Which brings us to How to die in a Morgue, an atmospheric and well-paced sidescrolling adventure boasting a novel premise. You're a mobster tasked with retrieving an important item from a corpse, an item that, unfortunately, happens to be buried deep inside it. The English translation isn't quite finished, and you do have to keep interacting with the same items in order to get anywhere, but if you like creepy adventures this is worth a play regardless.
Stick Match 2 by Daniel Linssen
Linssen has brought us plenty of exciting 2D freeware games over the past few years, but here's a 3D frustrati-game that has you controlling... a matchstick. Like most matchsticks, you're trying to get somewhere, and to do that you'll have to pass a series of increasingly pesky obstacles, including a small step and some slowly moving platforms. Those might not sound too bad, but that's only because you don't know about the atypical control scheme, which sees you rotating the matchstick and swinging it back and forth. It's pretty infuriating getting, well, anywhere, and some of you are going to love that.
The Tragic Tale of Bark Scruffalo by Nicholas Vigna
Poor old Bark Scruffalo: the terrified dog understandably cowering inside his dog house while an endless swarm of demonic creatures makes toward him. Luckily, his owner (you) is around to offer help, help that you'll supply by dashing around and whacking those demons till they drop. This is a wave-based survival game where you're trying to accrue as many points as possible before either you or your canine chum pegs it; it's a little basic, but this is a polished game that feels great to control. (Via Warp Door.)

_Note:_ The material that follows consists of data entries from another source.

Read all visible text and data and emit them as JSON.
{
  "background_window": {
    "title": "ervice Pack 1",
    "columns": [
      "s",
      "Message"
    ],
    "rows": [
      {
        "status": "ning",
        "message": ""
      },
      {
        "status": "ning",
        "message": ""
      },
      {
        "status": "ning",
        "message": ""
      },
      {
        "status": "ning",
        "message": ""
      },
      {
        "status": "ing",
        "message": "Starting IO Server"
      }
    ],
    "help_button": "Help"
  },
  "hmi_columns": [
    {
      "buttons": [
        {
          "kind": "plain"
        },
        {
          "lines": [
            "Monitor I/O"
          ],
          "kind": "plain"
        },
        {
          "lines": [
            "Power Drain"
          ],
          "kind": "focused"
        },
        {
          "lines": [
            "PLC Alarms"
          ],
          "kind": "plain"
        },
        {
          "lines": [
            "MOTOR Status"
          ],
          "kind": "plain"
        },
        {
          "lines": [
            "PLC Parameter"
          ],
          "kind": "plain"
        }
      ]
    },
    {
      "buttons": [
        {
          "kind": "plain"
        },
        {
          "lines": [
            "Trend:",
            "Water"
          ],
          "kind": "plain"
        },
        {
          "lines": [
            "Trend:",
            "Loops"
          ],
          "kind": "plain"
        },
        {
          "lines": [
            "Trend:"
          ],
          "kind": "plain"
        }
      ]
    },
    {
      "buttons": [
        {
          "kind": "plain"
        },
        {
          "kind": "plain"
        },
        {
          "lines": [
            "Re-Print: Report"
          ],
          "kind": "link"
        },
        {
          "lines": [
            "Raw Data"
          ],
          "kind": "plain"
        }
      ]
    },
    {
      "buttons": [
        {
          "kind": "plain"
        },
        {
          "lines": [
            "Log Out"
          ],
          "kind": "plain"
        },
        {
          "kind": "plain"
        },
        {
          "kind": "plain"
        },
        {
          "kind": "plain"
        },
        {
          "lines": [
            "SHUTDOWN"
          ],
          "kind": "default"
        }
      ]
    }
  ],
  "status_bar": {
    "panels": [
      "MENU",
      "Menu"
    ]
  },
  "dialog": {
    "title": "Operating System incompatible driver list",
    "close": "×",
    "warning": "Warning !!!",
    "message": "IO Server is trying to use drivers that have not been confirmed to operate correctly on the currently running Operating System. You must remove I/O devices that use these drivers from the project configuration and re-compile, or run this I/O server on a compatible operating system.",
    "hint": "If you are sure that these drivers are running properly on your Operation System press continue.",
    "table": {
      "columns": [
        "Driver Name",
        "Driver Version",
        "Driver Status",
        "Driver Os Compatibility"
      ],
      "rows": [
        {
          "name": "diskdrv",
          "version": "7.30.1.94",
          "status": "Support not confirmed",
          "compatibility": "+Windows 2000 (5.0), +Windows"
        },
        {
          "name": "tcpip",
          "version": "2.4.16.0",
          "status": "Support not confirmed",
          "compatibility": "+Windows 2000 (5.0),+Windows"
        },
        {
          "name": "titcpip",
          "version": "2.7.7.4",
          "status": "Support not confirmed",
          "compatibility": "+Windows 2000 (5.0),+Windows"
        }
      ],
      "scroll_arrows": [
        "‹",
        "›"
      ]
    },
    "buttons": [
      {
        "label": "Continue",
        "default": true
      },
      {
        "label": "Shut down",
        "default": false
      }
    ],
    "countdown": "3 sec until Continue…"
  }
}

A very STINKY mystery FILE by Nathalie Lawhead
This isn't quite a game, and because it's so bitty there's no real way to take a useful picture, so you'll have to imagine what a load of flies buzzing around your desktop might look like. Cleverly, each of the smelly flies resides within its own game window, a window that will occasionally jump around your screen, although a little too slowly to be a proper nuisance, which might have been funnier. As it is, it's no bother to simply exit the windows and thus close down the game, but of all the many, many games to unleash a swarm of digital insects onto your PC, A very STINKY mystery FILE is up there with the best.
The Fish Market by Grace Bruxner
In the adorably silly The Fish Market, you find yourself at an underwater marketplace populated by cartoon fishies, crabs and other aquatic species. There are no goals to achieve, and no conversations to be had; you're just exploring this place for the halibut.
Speaking of amazing jokes, each of the dozen or so stalls here is a unique delight, offering up a pun, a fun piece of character design, or even an (unofficial) burst of the ruddy Vengaboys as you explore the assembled market stalls.